Brentwood and Maplewood Voters Hit the Polls
Maplewood-Brentwood Patch caught up with local voters to hear what was important to them.
Maplewood-Brentwood Patch caught up with Brentwood and Maplewood residents outside of the polls today to hear what brought everyone out to vote. We compiled some of the quotes below.
Want to make your voice heard? In the comments, tell us what brought you out to vote today. What candidates and issues are important to you?
Kevin Bailey, a 53-year-old resident who works in medical sales, said he supported those who favor smaller government.
Retired Ken Nelson, a 75-year-old resident, came to vote against Proposition B. "I think they did a little false advertising on that, so I did a little research and I voted no," he said.
Jessica Kimmel, a 29-year-old retail store manager, said she voted for change. "I'm a Republican, and so I feel like today was my chance to back the people that I believe should be in office," she said.
Alice Coulter, a 25 year old who works in the financial services industry, said she came to support some people she strongly believed in. "I think Tom Schweich will do a really great job," she said.
Al Cross, a 55-year-old architect, said he voted no on Proposition A. "The city of St. Louis needs the earnings tax, and it's a disaster for anything that puts it at risk," he said.
Robert Klump, a 76-year-old retired resident, said the sate of the economy and the direction of the country needs to be reversed. "I'm basically for kicking everybody out that's in," he said.
Elizabeth McDonald, a 59-year-old field interviewer, said she voted against propositions three and four. "It's a very bad idea for the mayor to have a four-year term, particularly because we are a fourth-class city … so we have no recall of elected officials."
Alex Fees, a 46-year-old television news producer, said he voted against Proposition B and for Proposition A.
Braxton Hodgin, 23, said he wanted to give the Republicans a chance to fix the economy. "I know the Republican message is to cut spending and cut the deficit, so I went that way," he said. "I'll give them a chance, and if they can't turn it around, I'll vote differently next time."
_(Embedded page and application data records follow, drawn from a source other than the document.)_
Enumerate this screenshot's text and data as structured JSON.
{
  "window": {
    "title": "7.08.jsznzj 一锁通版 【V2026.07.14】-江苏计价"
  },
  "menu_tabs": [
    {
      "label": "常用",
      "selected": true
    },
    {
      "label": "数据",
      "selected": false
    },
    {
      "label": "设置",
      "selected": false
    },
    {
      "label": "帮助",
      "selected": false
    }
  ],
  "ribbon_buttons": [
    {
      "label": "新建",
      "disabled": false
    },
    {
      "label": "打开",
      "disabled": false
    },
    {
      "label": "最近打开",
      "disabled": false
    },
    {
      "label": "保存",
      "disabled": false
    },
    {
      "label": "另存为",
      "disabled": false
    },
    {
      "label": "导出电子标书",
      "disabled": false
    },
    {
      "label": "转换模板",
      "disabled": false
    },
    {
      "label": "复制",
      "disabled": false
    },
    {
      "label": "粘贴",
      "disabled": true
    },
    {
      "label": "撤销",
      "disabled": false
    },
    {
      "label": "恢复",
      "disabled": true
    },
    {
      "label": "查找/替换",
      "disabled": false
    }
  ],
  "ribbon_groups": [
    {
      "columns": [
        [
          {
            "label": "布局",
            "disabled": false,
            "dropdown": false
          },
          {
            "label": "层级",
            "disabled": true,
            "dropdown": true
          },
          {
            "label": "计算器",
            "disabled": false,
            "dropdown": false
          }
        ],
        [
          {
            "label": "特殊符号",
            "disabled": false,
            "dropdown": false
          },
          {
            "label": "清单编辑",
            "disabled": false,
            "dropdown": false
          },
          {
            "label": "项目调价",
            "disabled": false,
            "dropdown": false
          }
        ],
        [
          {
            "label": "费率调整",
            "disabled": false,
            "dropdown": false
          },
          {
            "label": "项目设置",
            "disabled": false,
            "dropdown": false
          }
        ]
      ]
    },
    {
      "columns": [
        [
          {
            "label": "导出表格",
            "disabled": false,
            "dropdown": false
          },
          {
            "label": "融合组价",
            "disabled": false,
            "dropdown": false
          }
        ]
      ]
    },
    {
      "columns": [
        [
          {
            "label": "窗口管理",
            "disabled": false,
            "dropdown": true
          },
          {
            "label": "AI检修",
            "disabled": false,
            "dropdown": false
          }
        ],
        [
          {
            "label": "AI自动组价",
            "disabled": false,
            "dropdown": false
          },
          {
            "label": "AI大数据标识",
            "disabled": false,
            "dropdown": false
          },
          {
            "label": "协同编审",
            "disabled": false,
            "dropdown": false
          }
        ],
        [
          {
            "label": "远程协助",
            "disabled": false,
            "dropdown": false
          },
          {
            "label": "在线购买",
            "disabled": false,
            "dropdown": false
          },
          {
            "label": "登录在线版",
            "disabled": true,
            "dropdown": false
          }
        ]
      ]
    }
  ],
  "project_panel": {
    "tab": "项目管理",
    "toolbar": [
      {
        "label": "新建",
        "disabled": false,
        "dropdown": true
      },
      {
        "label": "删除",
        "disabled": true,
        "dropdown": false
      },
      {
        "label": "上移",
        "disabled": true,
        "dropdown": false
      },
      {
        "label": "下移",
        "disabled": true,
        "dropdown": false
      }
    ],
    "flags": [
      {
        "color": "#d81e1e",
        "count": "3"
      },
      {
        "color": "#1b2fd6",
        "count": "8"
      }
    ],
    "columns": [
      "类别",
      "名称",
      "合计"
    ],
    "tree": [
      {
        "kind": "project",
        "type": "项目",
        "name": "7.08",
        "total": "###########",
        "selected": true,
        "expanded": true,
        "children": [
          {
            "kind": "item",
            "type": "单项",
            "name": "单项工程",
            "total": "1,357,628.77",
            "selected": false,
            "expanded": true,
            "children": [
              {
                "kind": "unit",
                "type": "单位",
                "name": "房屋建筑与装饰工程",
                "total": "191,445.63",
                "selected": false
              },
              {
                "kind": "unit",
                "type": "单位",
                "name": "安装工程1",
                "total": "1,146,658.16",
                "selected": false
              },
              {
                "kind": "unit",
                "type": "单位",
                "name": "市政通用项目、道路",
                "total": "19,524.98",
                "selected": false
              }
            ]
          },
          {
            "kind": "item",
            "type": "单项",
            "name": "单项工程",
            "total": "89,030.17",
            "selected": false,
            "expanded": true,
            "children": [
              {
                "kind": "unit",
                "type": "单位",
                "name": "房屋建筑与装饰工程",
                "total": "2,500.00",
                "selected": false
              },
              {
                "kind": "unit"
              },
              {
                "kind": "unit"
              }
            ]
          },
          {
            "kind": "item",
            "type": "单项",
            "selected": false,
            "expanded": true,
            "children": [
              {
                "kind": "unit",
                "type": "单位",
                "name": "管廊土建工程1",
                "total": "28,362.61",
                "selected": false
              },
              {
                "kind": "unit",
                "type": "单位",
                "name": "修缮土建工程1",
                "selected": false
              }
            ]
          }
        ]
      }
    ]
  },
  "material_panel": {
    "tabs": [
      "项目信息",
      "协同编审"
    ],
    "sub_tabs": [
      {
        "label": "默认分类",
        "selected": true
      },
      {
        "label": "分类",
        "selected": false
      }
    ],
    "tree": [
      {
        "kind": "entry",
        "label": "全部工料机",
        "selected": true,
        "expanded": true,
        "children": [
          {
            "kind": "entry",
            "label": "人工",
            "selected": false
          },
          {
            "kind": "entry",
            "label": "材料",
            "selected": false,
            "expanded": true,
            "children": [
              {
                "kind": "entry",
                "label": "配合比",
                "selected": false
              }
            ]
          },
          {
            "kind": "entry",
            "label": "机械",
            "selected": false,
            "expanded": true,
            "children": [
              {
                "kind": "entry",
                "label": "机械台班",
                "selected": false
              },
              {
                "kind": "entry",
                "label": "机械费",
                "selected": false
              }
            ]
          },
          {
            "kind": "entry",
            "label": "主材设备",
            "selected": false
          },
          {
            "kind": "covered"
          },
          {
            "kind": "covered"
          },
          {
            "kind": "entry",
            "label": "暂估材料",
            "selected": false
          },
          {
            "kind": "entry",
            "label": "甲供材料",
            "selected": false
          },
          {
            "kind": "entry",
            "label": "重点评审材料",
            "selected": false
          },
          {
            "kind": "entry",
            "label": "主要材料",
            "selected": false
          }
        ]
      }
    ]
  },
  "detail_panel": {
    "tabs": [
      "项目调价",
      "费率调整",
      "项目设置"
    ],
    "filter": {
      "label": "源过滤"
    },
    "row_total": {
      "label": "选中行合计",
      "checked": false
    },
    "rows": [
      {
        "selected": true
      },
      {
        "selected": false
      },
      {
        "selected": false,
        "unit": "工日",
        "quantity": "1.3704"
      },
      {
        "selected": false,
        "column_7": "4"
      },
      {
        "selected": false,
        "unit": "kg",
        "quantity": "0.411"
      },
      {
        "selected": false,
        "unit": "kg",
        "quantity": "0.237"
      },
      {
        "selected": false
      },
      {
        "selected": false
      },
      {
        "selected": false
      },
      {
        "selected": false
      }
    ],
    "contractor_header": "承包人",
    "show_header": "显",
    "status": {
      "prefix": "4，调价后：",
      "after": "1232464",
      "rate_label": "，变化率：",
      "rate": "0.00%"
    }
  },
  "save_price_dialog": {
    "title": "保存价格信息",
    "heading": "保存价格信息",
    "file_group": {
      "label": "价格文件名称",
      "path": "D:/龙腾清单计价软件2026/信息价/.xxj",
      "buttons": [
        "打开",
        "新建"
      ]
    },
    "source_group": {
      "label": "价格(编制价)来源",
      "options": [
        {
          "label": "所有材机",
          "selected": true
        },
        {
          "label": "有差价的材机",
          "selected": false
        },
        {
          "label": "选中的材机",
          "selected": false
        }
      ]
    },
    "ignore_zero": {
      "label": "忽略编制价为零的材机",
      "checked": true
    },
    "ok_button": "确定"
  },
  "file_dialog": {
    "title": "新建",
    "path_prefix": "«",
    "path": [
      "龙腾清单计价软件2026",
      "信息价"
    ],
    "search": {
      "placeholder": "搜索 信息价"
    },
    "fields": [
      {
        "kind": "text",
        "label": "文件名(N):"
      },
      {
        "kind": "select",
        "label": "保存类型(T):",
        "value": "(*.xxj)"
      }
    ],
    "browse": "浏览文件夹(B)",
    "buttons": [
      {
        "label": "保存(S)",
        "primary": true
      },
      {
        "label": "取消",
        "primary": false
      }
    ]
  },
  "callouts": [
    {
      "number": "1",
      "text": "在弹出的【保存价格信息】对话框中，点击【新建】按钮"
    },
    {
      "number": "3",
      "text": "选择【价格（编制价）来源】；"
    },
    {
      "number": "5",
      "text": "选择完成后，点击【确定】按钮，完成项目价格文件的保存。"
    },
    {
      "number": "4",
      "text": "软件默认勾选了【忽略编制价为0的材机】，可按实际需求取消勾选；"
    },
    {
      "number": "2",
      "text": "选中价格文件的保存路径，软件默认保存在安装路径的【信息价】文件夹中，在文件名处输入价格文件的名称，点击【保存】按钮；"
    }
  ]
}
Dan Winder, a 73-year-old retired resident, said he and his wife voted against propositions three and four. "We thought we might as well stick with two years," he said. "If something goes wrong, it's easier to get someone out after two years instead of four."
Peggy Slater, a 46-year-old director of a non-profit organization, said she came to support Proposition B.
Roy Blankenship, a 44-year-old occupational management consultant, said he worked for the Ed Martin campaign and wanted to see Bill Corrigan get elected.
Jessica Bangert, a 28-year-old contract administrator, said she supported Proposition B. "I don't believe in puppy mills," she said. "It's still sickening to me because there's so many abused animals in shelters."
Andrea Horn, a 61-year-old mother and educator, said she voted against propositions three and four.
Amanda Morgan, a 20-year-old hairdresser, said she supported Proposition B.
Joy Calvillo, a 69-year-old retired resident, said she supported Barbara Fraser. "She's a good one," she said.
Paul Nilsen, a 30-year-old resident, said he supported Proposition B.
Eric Lipscomb, a 23-year-old graduate student, said he voted against Proposition A. "I think it would be difficult for the city to recoup that (revenue)."
Dave Bremmer, a 43-year-old salesman, said he voted against Proposition A. "I didn't know how they were going to make up $150 million," he said.
Curt Shephard, a 60-year-old financial consultant, said he voted for those who don't support President Barack Obama.
Steve Fiamingo, a 33-year-old student, said he supported propositions A and B.
Anna Warbello, a 29-year-old student, said she voted against Proposition A.
Marie Koehlinger, a 56-year-old artist, said, "I'd like the top half of the government removed!"
Anita Manion, a 32-year-old college administrator, said she came to take a stand against what she called a right-wing backlash.
Derek Stepanski, a 32-year-old quality manager, said he voted because it was important to him. "We have to vote to set our government the way we want," he said.
Kevin Nash, a 53-year-old bartender, said he supported the Democratic candidates. "I figured we'd give them at least another two years," he said.
Janet Garner, a 55-year-old resident, said the propositions brought her out to vote. "It's a civic duty," she said.
The article has been edited to spell resident Paul Nilsen's name correctly.